══ RECORDS FOR THE TASK

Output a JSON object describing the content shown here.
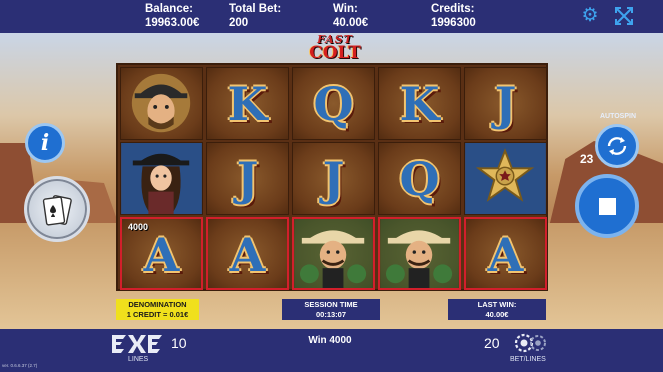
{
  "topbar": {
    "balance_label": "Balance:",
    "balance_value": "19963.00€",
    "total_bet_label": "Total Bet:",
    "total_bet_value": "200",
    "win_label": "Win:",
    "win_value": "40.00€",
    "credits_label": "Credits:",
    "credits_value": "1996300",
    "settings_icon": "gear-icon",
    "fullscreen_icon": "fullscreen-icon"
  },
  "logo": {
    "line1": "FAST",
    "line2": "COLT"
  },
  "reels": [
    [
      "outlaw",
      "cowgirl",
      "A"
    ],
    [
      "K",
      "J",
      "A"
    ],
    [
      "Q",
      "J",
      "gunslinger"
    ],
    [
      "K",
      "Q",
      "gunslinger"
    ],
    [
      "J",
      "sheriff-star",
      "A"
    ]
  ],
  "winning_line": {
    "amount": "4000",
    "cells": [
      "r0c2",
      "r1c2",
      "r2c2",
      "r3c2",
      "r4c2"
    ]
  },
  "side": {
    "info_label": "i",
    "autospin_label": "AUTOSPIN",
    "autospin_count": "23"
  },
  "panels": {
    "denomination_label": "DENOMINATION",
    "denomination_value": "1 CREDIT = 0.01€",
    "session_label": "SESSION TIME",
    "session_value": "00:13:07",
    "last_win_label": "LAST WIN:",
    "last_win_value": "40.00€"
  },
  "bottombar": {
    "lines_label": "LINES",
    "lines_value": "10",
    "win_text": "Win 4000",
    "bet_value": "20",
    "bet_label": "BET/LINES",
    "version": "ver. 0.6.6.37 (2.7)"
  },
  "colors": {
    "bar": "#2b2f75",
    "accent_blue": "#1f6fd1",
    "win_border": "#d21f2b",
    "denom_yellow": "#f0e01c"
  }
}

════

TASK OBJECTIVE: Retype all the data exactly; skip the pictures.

ANSWER FOR THIS EXERCISE:
Output a JSON object describing the content shown here.
{
  "topbar": {
    "balance_label": "Balance:",
    "balance_value": "19963.00€",
    "total_bet_label": "Total Bet:",
    "total_bet_value": "200",
    "win_label": "Win:",
    "win_value": "40.00€",
    "credits_label": "Credits:",
    "credits_value": "1996300",
    "settings_icon": "gear-icon",
    "fullscreen_icon": "fullscreen-icon"
  },
  "logo": {
    "line1": "FAST",
    "line2": "COLT"
  },
  "reels": [
    [
      "outlaw",
      "cowgirl",
      "A"
    ],
    [
      "K",
      "J",
      "A"
    ],
    [
      "Q",
      "J",
      "gunslinger"
    ],
    [
      "K",
      "Q",
      "gunslinger"
    ],
    [
      "J",
      "sheriff-star",
      "A"
    ]
  ],
  "winning_line": {
    "amount": "4000",
    "cells": [
      "r0c2",
      "r1c2",
      "r2c2",
      "r3c2",
      "r4c2"
    ]
  },
  "side": {
    "info_label": "i",
    "autospin_label": "AUTOSPIN",
    "autospin_count": "23"
  },
  "panels": {
    "denomination_label": "DENOMINATION",
    "denomination_value": "1 CREDIT = 0.01€",
    "session_label": "SESSION TIME",
    "session_value": "00:13:07",
    "last_win_label": "LAST WIN:",
    "last_win_value": "40.00€"
  },
  "bottombar": {
    "lines_label": "LINES",
    "lines_value": "10",
    "win_text": "Win 4000",
    "bet_value": "20",
    "bet_label": "BET/LINES",
    "version": "ver. 0.6.6.37 (2.7)"
  },
  "colors": {
    "bar": "#2b2f75",
    "accent_blue": "#1f6fd1",
    "win_border": "#d21f2b",
    "denom_yellow": "#f0e01c"
  }
}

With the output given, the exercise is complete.